Toi Iho is the unique registered Aotearoa New Zealand trademark of Maori quality and authenticity. It signifies Maori made. The Toi Iho Charitable Trust is the legal entity responsible for the support and promotion of high-quality creative work of Toi Iho Maori art and Maori artists.
The Toi Iho trademark was launched at the Auckland Art Gallery Toi o Tamaki in February 2002 under the NZ Government’s arts body: Creative New Zealand (the Arts Council of NZ) and Te Waka Toi (the Māori Arts Board that was dissolved under the Arts Council of New Zealand Toi Aotearoa Act 2014).

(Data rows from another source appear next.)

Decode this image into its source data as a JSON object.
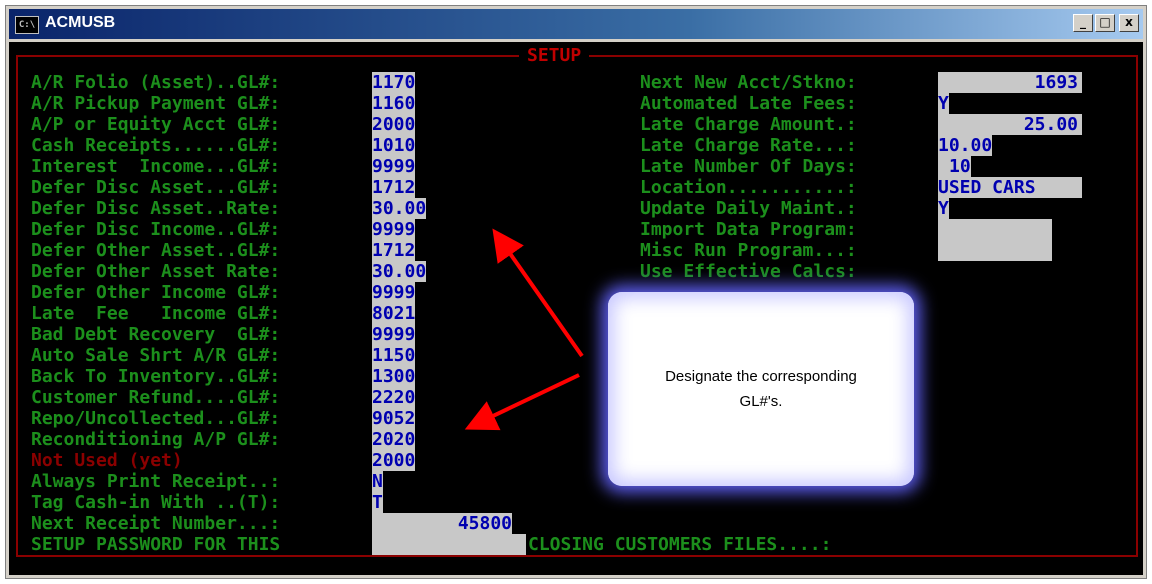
{
  "window": {
    "title": "ACMUSB",
    "icon": "console-icon",
    "minimize": "_",
    "maximize": "□",
    "close": "x"
  },
  "setup_title": "SETUP",
  "left_fields": [
    {
      "label": "A/R Folio (Asset)..GL#:",
      "value": "1170"
    },
    {
      "label": "A/R Pickup Payment GL#:",
      "value": "1160"
    },
    {
      "label": "A/P or Equity Acct GL#:",
      "value": "2000"
    },
    {
      "label": "Cash Receipts......GL#:",
      "value": "1010"
    },
    {
      "label": "Interest  Income...GL#:",
      "value": "9999"
    },
    {
      "label": "Defer Disc Asset...GL#:",
      "value": "1712"
    },
    {
      "label": "Defer Disc Asset..Rate:",
      "value": "30.00"
    },
    {
      "label": "Defer Disc Income..GL#:",
      "value": "9999"
    },
    {
      "label": "Defer Other Asset..GL#:",
      "value": "1712"
    },
    {
      "label": "Defer Other Asset Rate:",
      "value": "30.00"
    },
    {
      "label": "Defer Other Income GL#:",
      "value": "9999"
    },
    {
      "label": "Late  Fee   Income GL#:",
      "value": "8021"
    },
    {
      "label": "Bad Debt Recovery  GL#:",
      "value": "9999"
    },
    {
      "label": "Auto Sale Shrt A/R GL#:",
      "value": "1150"
    },
    {
      "label": "Back To Inventory..GL#:",
      "value": "1300"
    },
    {
      "label": "Customer Refund....GL#:",
      "value": "2220"
    },
    {
      "label": "Repo/Uncollected...GL#:",
      "value": "9052"
    },
    {
      "label": "Reconditioning A/P GL#:",
      "value": "2020"
    },
    {
      "label": "Not Used (yet)",
      "value": "2000"
    },
    {
      "label": "Always Print Receipt..:",
      "value": "N"
    },
    {
      "label": "Tag Cash-in With ..(T):",
      "value": "T"
    },
    {
      "label": "Next Receipt Number...:",
      "value": "45800"
    },
    {
      "label": "SETUP PASSWORD FOR THIS",
      "value": ""
    }
  ],
  "right_fields": [
    {
      "label": "Next New Acct/Stkno:",
      "value": "1693"
    },
    {
      "label": "Automated Late Fees:",
      "value": "Y"
    },
    {
      "label": "Late Charge Amount.:",
      "value": "25.00"
    },
    {
      "label": "Late Charge Rate...:",
      "value": "10.00"
    },
    {
      "label": "Late Number Of Days:",
      "value": "10"
    },
    {
      "label": "Location...........:",
      "value": "USED CARS"
    },
    {
      "label": "Update Daily Maint.:",
      "value": "Y"
    },
    {
      "label": "Import Data Program:",
      "value": ""
    },
    {
      "label": "Misc Run Program...:",
      "value": ""
    },
    {
      "label": "Use Effective Calcs:",
      "value": ""
    }
  ],
  "closing_text": "CLOSING CUSTOMERS FILES....:",
  "callout": {
    "line1": "Designate the corresponding",
    "line2": "GL#'s."
  },
  "colors": {
    "label": "#1c8f1c",
    "disabled_label": "#8b0000",
    "value_text": "#0000b0",
    "field_bg": "#c8c8c8",
    "frame": "#8b0000",
    "arrow": "#ff0000"
  }
}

In 2009, a core group of Toi Iho supporters called Transition Toi Iho Foundation (TTIF) held meetings with Creative NZ and Te Puni Kokiri (the Ministry of Maori Development) to discuss the future of Toi Iho, after the decision to remove funding for it was made by CNZ. Te Waka Toi and the original design group, had consulted widely with iwi in 2000, and we regarded Toi Iho as our cultural property, belonging to Māori. We strongly disagreed with the decision to permanently disestablish Toi Iho and all the registered artists.
In 2010, TTIF participated in a hui at Te Herenga Waka Marae, Victoria University that was convened by Creative NZ calling for registrations of interest to manage and administer Toi Iho. No funding or resources were offered. The assembled artists and Creative NZ agreed that TTIF should take responsibility for Toi Iho.
In October 2010, TIKI – Toi Iho Kaitiaki Incorporated (a limited liability company) replaced TTIF as the legal entity and later, in 2013, the Toi Iho Charitable Trust was instituted in place of TIKI.
The Toi Iho Charitable Trust is now firmly established and is committed to the maintaining a register of Toi Iho artists, supporting their high-quality creative work and advancing the cultural future of Maori as indigenous people.
Some of our Te Waka Toi design team relate the story of the original Toi Iho Mark in a video produced in 2002.